Most of our animals represent species listed as "critically endangered" by The Livestock Conservancy. As such, Willow Pond Farmstead remains one of the very few places on earth where you can see some of these once-common "heritage" animals.
So how could a farm animal become extinct (or near-extinct)? The answer is surprisingly simple: when farmers cease raising a breed, the breed vanishes. You see, man's involvement is essential to the survival of every domesticated breed, so if modern farmers don't raise them the breed simply and quietly disappears.
Question: Why would farmers stop raising an established livestock breed?
Answer: Economics drives modern agriculture. Farmers will stop raising a breed when its characteristics are either (1) no longer necessary (e.g., oxen) or (2) are superceded by superior qualities in another breed. In short, today's marketplace dictates extinction for many farm animals our parents and grandparents knew.
Among our endangered breeds critters are a few fainting goats.
A fainting goat, sometimes also known as a myotonic or Tennessee stiff legged goat, is a rare and endangered domestic goat whose muscles momentarilly freeze when the goat is startled. Though painless, this generally results in the animal collapsing on its side.
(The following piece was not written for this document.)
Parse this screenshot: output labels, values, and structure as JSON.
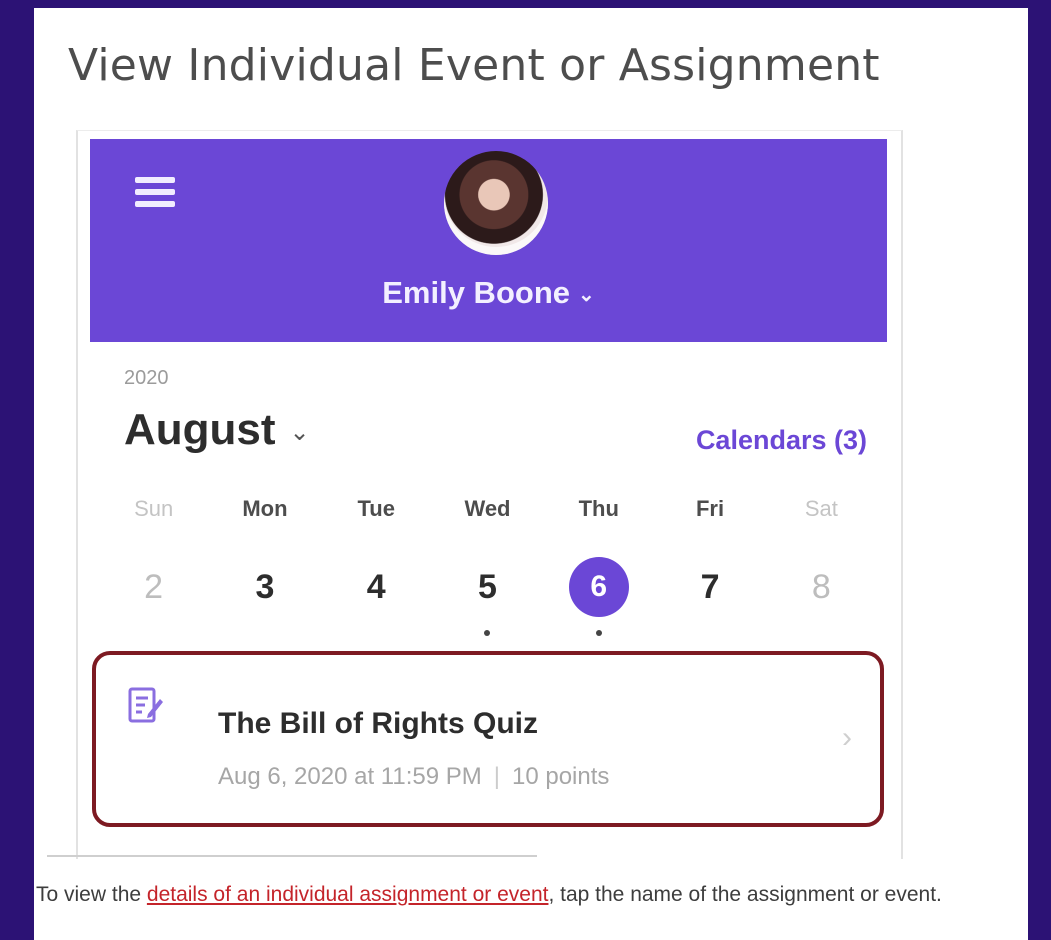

The characteristic is caused by an hereditary genetic disorder, myotonia congenita, and is the continuing subject of a series of human neurologic disorder studies.
These just need to be seen in action. (No, this isn't our film but....) Fainting goats.